Set down every record below exactly as it stands.

[Opening Source material section]

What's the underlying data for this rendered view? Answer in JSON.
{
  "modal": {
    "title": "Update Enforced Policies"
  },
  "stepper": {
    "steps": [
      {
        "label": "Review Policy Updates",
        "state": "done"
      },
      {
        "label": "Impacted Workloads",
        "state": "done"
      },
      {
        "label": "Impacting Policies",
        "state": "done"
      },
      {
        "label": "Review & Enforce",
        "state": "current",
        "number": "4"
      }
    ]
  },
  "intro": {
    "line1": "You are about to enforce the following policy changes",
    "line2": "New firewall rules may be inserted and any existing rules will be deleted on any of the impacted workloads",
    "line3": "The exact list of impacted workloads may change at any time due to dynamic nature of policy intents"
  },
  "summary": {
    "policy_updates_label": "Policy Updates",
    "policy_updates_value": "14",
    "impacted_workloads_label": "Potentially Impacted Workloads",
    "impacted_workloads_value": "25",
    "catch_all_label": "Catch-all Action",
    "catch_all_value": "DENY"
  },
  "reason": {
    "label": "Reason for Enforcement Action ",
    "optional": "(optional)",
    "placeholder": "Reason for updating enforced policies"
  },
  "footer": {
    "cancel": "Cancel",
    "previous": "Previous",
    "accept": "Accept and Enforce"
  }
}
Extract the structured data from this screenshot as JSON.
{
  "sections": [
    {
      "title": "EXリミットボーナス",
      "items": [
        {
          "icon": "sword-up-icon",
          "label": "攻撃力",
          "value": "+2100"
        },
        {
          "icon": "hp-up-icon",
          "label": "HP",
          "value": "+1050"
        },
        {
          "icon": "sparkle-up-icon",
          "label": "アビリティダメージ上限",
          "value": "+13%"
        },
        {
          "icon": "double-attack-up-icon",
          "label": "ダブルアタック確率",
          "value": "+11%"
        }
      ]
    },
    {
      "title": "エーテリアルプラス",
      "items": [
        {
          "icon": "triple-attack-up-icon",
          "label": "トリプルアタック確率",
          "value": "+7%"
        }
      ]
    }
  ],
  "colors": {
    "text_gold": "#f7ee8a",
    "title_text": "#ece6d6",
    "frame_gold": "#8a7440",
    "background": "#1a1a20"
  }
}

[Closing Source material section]

** Exercise answer **
What's the underlying data for this rendered view? Answer in JSON.
{
  "modal": {
    "title": "Update Enforced Policies"
  },
  "stepper": {
    "steps": [
      {
        "label": "Review Policy Updates",
        "state": "done"
      },
      {
        "label": "Impacted Workloads",
        "state": "done"
      },
      {
        "label": "Impacting Policies",
        "state": "done"
      },
      {
        "label": "Review & Enforce",
        "state": "current",
        "number": "4"
      }
    ]
  },
  "intro": {
    "line1": "You are about to enforce the following policy changes",
    "line2": "New firewall rules may be inserted and any existing rules will be deleted on any of the impacted workloads",
    "line3": "The exact list of impacted workloads may change at any time due to dynamic nature of policy intents"
  },
  "summary": {
    "policy_updates_label": "Policy Updates",
    "policy_updates_value": "14",
    "impacted_workloads_label": "Potentially Impacted Workloads",
    "impacted_workloads_value": "25",
    "catch_all_label": "Catch-all Action",
    "catch_all_value": "DENY"
  },
  "reason": {
    "label": "Reason for Enforcement Action ",
    "optional": "(optional)",
    "placeholder": "Reason for updating enforced policies"
  },
  "footer": {
    "cancel": "Cancel",
    "previous": "Previous",
    "accept": "Accept and Enforce"
  }
}
Extract the structured data from this screenshot as JSON.
{
  "sections": [
    {
      "title": "EXリミットボーナス",
      "items": [
        {
          "icon": "sword-up-icon",
          "label": "攻撃力",
          "value": "+2100"
        },
        {
          "icon": "hp-up-icon",
          "label": "HP",
          "value": "+1050"
        },
        {
          "icon": "sparkle-up-icon",
          "label": "アビリティダメージ上限",
          "value": "+13%"
        },
        {
          "icon": "double-attack-up-icon",
          "label": "ダブルアタック確率",
          "value": "+11%"
        }
      ]
    },
    {
      "title": "エーテリアルプラス",
      "items": [
        {
          "icon": "triple-attack-up-icon",
          "label": "トリプルアタック確率",
          "value": "+7%"
        }
      ]
    }
  ],
  "colors": {
    "text_gold": "#f7ee8a",
    "title_text": "#ece6d6",
    "frame_gold": "#8a7440",
    "background": "#1a1a20"
  }
}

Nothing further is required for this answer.